That you will never need drugs to keep your HIV in check // That you will live longer than your doctor’s
first prediction? His second? His third? // That you hold a vital clue to preventing, even curing, AIDS?
The Rare Few
At first Karen Pancheau figured her son Tyler’s nasty rash came from friction on the mats at judo class. But when the rash began dissolving layers of flesh, his father took the teenager for tests, which revealed he had HIV. Karen, too, tested positive for HIV, the virus that causes AIDS, which she’d apparently acquired from a blood transfusion in June 1982 and to which she exposed Tyler during childbirth and breast-feeding. Yet as Tyler slowly progressed to AIDS, Karen remained healthy.
Various drug cocktails kept AIDS from killing Tyler, but they left him constantly fatigued, and on Nov. 11, 2005, the 23-year-old committed suicide. Remarkably, 26 years after receiving HIV-tainted blood, Karen Pancheau has yet to develop AIDS.
She isn’t alone. Bruce Walker, now director of the Partners AIDS Research Center at the Massachusetts General Hospital and director of the Center for AIDS Research at Harvard University, first became aware in 1992 that there were others like Karen Pancheau who seemed somehow protected from AIDS. He learned about the phenomenon from Susan Buchbinder, an epidemiologist in San Francisco who was analyzing blood samples from homosexual men taken years earlier (for the trial of a hepatitis vaccine) to understand how AIDS progresses. She started studying men whose samples showed they had been infected with HIV in the late 1970s; many had already died, but some weren’t even sick. Then, in 1994, Walker met a hemophiliac in Boston named Bob Massie, who had become infected with HIV through a blood transfusion in 1978—three years before AIDS was even identified as a disease. “People keep telling me I’m going to die, and I keep living,” Massie told Walker.
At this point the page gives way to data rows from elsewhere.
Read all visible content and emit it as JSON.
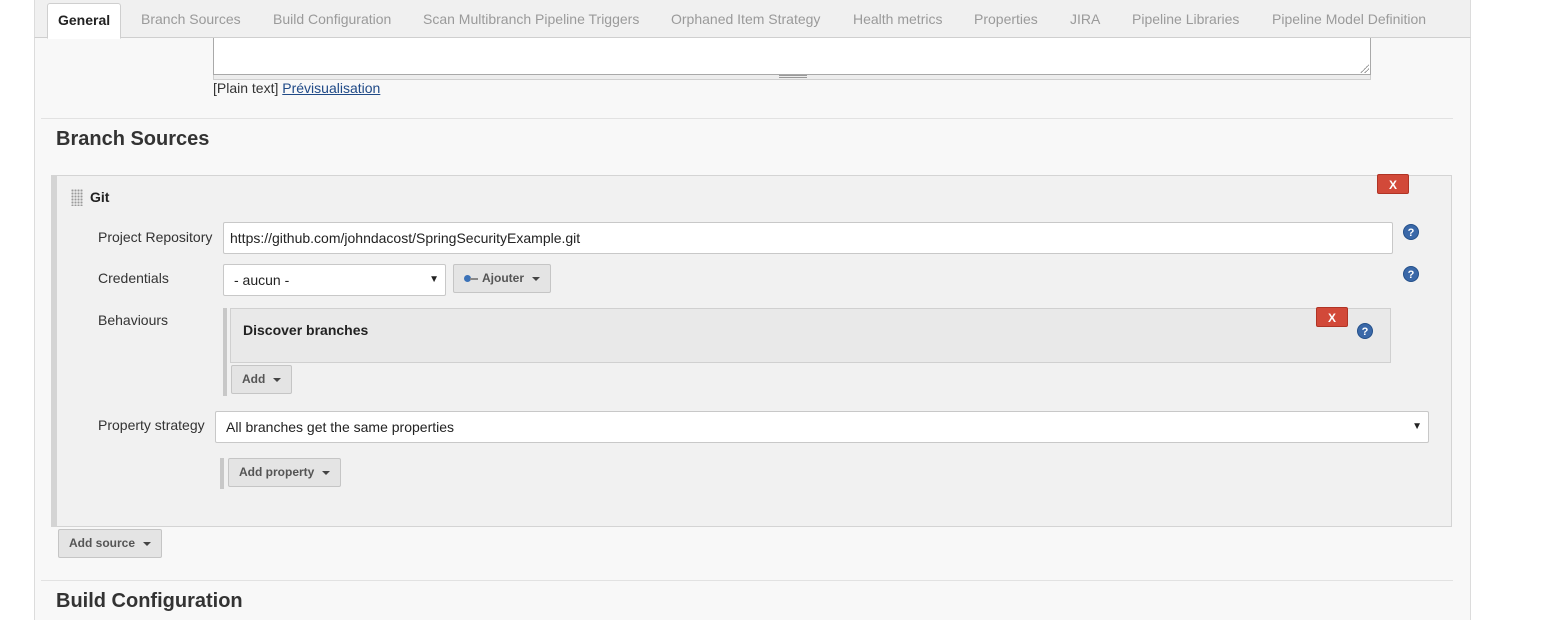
{
  "tabs": [
    {
      "label": "General",
      "active": true
    },
    {
      "label": "Branch Sources",
      "active": false
    },
    {
      "label": "Build Configuration",
      "active": false
    },
    {
      "label": "Scan Multibranch Pipeline Triggers",
      "active": false
    },
    {
      "label": "Orphaned Item Strategy",
      "active": false
    },
    {
      "label": "Health metrics",
      "active": false
    },
    {
      "label": "Properties",
      "active": false
    },
    {
      "label": "JIRA",
      "active": false
    },
    {
      "label": "Pipeline Libraries",
      "active": false
    },
    {
      "label": "Pipeline Model Definition",
      "active": false
    }
  ],
  "description": {
    "format_label": "[Plain text]",
    "preview_link": "Prévisualisation"
  },
  "branch_sources": {
    "title": "Branch Sources",
    "git": {
      "title": "Git",
      "delete_label": "X",
      "project_repository_label": "Project Repository",
      "project_repository_value": "https://github.com/johndacost/SpringSecurityExample.git",
      "credentials_label": "Credentials",
      "credentials_value": "- aucun -",
      "add_credentials_label": "Ajouter",
      "behaviours_label": "Behaviours",
      "behaviour_item": "Discover branches",
      "behaviour_delete_label": "X",
      "add_behaviour_label": "Add",
      "property_strategy_label": "Property strategy",
      "property_strategy_value": "All branches get the same properties",
      "add_property_label": "Add property"
    },
    "add_source_label": "Add source"
  },
  "build_configuration": {
    "title": "Build Configuration"
  },
  "help_glyph": "?",
  "select_caret": "▼",
  "colors": {
    "delete": "#d24939",
    "help": "#3a68a8",
    "link": "#204a87"
  }
}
Walker immediately began to study his immune system.
A few years later, speaking before several hundred doctors at an AIDS conference in New York City, Walker asked how many had run across similar patients. When at least half the audience raised their hands, Walker realized that people like Massie represented a real opportunity for research. He also understood why these rare individuals—no more than one in every 300 cases, or perhaps 5,000 of the more than 1 million infected Americans—had remained so well hidden: “They weren’t sick. They weren’t coming to the hospital.”
Those protected few came to be called “elite controllers” because their ability to combat the virus puts them in exceptional company among infected individuals. Their existence injects a note of hope into a field of research that has become accustomed to failure and disappointment since HIV was identified in 1981. Early on, drawing on the experiences of medical science with mumps, measles, smallpox and other infectious diseases, researchers confidently predicted a vaccine within five years. That hope faded as one high-profile effort after another faltered and the death toll from AIDS mounted.